The aim of the off-payroll working rules is to ensure that, where an individual would have been an employee if they were providing their services directly, they pay broadly the same tax and NI as an employee.

Over the years a number of tests and considerations have been developed via case law which are used to determine whether an individual is employed or self-employed. These same tests are applied to determine a contractor’s status for off-payroll working purposes.

They include:

  • What is the client’s business?
  • Is there any form of contract?
  • Is the contractor at financial risk in the project?
  • Is the contractor working exclusively only for one client?
  • Does the contractor work with their own materials / equipment on site? Does the contractor have to rectify work at their own expense?
  • Can he or she provide substitutes to carry out the work in place of themselves?
  • Is the contractor “part and parcel” of the client’s organisation?
  • The intention of the parties?
  • The length of the contract?
  • Terms of contract – e.g. does the contractor have a notice period, the hours of work, where and how is the work carried out?
  • Is the contractor prevented from working for other clients?
  • The pay structure e.g. holiday pay. Is the worker paid by the job / project or a fixed wage at a fixed time (as an employee would be)?
  • Are any benefits provided similar to those offered to employees (company car/van, sick pay, bonuses etc.)?
  • Has any Government Department (including the Revenue/Contributions Agency) ever provided a written status ruling in the past?

HMRC provide an online tool, CEST, www.gov.uk/ guidance/check-employment-status-for-tax which can be used to determine whether a worker should be classed as employed or self-employed for tax purposes.

Next steps for engagers
  • Establish whether they meet the definition of a ‘small’ business. If they do then there is no further action to be taken.
  • Assess the status of the contractors working for them on a case by case basis to determine whether the off-payroll working rules apply.
  • Issue a Status Determination Statement (SDS) notifying the worker of the decision reached.
Next steps for contractors
  • Consider whether the rules are likely to apply and how this will affect the overall tax liability.
  • Review the terms of contracts and, if caught by the off-payroll working rules, determine how this affects business strategy and fee structure for the future.
  • Upon receipt of an SDS, there is the option to challenge the decision. The engager then has 45 days to confirm its finding, giving reasons, or withdraw and replace the SDS with a revised decision.
  • If the nature of a contract results in the application of the new off-payroll working legislation early advice should be sought so that the additional tax burden is identified at the earliest opportunity.
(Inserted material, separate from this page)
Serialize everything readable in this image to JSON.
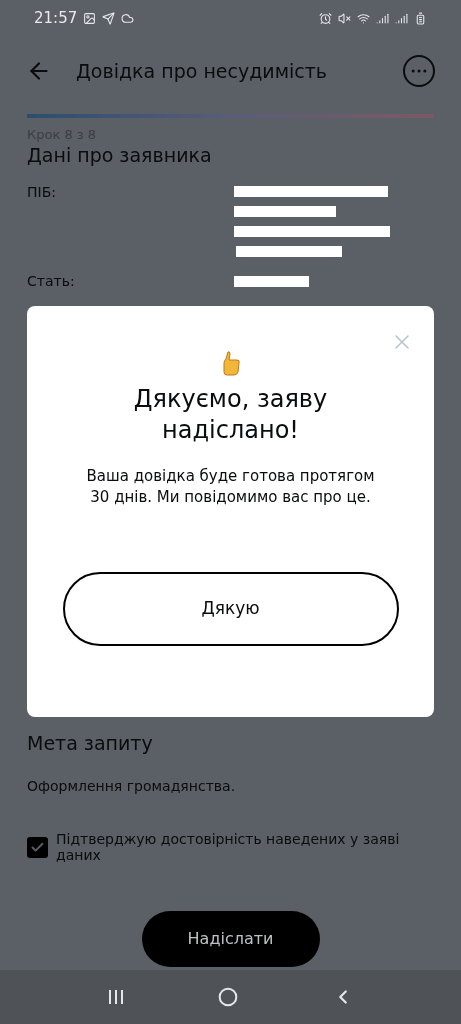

This is a complex area of tax law and the effects can be significant for both engagers and contractors.